Records to use

────────────────────

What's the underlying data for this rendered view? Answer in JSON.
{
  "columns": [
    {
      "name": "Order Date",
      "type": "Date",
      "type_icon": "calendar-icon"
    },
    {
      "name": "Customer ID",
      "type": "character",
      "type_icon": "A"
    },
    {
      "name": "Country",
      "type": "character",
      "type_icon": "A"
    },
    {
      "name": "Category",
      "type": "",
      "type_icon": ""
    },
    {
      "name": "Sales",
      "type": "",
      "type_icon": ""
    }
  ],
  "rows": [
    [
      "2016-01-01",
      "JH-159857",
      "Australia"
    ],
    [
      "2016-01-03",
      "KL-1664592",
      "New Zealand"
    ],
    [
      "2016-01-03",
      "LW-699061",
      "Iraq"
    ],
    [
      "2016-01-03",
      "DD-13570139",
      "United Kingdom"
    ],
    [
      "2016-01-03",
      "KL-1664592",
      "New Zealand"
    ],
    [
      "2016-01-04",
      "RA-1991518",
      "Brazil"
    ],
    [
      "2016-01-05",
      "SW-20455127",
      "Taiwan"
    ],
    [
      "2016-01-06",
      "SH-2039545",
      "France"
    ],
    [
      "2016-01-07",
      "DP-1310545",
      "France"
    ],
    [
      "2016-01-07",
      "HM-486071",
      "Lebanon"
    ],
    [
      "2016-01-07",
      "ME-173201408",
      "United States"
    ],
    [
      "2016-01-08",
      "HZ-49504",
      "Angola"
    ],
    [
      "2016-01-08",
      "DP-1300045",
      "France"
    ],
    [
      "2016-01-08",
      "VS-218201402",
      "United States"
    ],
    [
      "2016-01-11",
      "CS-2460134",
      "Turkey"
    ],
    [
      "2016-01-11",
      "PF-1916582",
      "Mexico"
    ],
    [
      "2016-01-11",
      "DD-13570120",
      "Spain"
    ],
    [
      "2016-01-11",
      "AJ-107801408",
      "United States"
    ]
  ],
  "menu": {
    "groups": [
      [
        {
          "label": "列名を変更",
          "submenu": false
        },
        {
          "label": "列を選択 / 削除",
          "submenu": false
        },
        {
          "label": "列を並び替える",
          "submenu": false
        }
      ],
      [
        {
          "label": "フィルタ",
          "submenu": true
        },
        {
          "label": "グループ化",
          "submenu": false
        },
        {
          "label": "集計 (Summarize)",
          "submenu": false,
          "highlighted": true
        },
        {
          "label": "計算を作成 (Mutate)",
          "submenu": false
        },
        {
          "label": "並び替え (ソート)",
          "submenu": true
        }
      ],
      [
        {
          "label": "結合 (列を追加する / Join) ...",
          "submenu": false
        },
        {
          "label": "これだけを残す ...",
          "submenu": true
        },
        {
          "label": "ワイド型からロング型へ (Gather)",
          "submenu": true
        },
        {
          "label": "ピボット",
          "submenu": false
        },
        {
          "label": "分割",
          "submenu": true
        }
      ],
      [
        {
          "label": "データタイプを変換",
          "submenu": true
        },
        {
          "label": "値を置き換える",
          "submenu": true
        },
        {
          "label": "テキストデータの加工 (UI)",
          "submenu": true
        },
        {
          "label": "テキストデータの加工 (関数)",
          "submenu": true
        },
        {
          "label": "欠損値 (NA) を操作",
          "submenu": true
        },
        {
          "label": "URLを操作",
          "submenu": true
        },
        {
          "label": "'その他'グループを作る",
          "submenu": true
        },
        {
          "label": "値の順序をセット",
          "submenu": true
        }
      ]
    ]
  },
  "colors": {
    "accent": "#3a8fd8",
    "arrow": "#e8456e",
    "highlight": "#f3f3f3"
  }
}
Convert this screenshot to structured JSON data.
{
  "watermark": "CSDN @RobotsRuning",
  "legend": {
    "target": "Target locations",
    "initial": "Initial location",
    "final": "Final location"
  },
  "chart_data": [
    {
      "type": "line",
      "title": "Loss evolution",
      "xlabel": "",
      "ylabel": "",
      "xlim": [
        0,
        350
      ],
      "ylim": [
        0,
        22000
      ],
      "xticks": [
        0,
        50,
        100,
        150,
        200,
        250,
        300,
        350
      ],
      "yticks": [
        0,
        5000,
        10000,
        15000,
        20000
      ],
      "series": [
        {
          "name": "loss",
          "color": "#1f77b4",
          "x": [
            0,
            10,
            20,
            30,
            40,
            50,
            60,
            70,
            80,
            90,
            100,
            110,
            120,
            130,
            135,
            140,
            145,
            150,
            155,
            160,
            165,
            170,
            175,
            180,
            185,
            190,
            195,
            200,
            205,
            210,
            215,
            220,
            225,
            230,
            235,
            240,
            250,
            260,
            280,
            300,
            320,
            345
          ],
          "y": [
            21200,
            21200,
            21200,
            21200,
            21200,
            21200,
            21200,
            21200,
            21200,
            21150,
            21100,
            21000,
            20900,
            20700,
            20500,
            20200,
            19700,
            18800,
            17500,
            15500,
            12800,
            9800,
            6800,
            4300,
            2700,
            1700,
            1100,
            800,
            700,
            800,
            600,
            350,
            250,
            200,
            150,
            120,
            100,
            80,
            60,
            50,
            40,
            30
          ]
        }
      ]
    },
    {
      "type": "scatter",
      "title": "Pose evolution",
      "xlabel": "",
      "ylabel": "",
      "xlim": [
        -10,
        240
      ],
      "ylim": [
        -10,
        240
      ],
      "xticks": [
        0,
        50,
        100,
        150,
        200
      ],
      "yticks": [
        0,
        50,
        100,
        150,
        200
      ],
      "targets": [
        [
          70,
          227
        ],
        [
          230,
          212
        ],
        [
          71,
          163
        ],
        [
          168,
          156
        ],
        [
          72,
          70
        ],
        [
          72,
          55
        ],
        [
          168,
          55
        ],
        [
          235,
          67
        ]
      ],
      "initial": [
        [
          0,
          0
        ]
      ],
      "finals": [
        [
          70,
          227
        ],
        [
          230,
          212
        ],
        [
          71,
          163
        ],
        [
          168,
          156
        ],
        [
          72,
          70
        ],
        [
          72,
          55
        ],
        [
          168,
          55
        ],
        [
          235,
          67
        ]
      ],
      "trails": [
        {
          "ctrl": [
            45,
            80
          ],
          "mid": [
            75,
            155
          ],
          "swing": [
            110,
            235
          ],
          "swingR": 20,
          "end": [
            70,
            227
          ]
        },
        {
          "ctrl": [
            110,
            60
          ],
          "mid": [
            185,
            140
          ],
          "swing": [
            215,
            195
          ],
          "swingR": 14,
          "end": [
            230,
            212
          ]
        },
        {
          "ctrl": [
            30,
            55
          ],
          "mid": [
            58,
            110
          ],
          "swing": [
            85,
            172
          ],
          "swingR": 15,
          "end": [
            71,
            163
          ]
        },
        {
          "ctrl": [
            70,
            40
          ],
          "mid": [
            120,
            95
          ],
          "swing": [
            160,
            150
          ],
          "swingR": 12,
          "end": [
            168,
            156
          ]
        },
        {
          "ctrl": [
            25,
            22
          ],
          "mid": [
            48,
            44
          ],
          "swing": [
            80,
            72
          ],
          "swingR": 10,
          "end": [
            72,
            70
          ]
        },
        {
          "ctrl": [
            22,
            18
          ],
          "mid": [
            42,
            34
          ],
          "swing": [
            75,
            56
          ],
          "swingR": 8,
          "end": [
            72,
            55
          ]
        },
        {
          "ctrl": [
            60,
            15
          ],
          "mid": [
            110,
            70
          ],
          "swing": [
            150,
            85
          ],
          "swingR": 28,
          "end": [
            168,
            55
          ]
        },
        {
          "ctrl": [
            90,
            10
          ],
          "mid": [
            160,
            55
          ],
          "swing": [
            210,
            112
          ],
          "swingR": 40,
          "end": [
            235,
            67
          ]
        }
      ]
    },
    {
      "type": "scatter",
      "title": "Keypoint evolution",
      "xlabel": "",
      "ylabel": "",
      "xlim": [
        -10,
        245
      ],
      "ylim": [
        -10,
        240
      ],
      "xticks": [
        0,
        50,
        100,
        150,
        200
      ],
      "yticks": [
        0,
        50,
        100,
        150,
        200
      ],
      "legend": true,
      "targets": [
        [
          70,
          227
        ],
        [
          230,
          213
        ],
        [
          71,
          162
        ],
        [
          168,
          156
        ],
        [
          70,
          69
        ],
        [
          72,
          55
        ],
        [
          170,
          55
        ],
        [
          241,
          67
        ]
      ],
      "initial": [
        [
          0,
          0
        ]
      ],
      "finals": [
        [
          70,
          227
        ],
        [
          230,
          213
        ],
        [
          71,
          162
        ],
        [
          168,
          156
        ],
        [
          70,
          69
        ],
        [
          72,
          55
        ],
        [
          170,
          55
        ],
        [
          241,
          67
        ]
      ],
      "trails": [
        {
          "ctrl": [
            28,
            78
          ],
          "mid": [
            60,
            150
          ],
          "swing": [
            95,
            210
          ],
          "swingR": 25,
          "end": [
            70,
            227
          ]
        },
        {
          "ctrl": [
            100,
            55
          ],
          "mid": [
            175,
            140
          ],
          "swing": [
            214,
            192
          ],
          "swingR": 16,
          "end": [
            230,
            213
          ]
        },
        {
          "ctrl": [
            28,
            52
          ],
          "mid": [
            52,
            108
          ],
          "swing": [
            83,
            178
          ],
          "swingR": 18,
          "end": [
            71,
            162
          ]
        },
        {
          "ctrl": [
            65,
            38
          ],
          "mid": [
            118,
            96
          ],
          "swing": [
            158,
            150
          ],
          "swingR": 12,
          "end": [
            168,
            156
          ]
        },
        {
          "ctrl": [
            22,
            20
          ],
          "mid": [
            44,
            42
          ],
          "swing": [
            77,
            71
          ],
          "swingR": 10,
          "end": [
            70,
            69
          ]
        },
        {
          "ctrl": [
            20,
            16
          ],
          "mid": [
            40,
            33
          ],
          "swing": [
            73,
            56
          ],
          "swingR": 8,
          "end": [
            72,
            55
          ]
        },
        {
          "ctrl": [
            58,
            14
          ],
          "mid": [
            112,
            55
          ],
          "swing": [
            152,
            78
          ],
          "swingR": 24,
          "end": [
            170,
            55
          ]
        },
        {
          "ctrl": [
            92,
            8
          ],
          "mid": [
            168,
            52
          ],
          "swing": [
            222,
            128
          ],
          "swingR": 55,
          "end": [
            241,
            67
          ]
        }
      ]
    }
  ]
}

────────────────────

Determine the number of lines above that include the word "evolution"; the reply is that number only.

3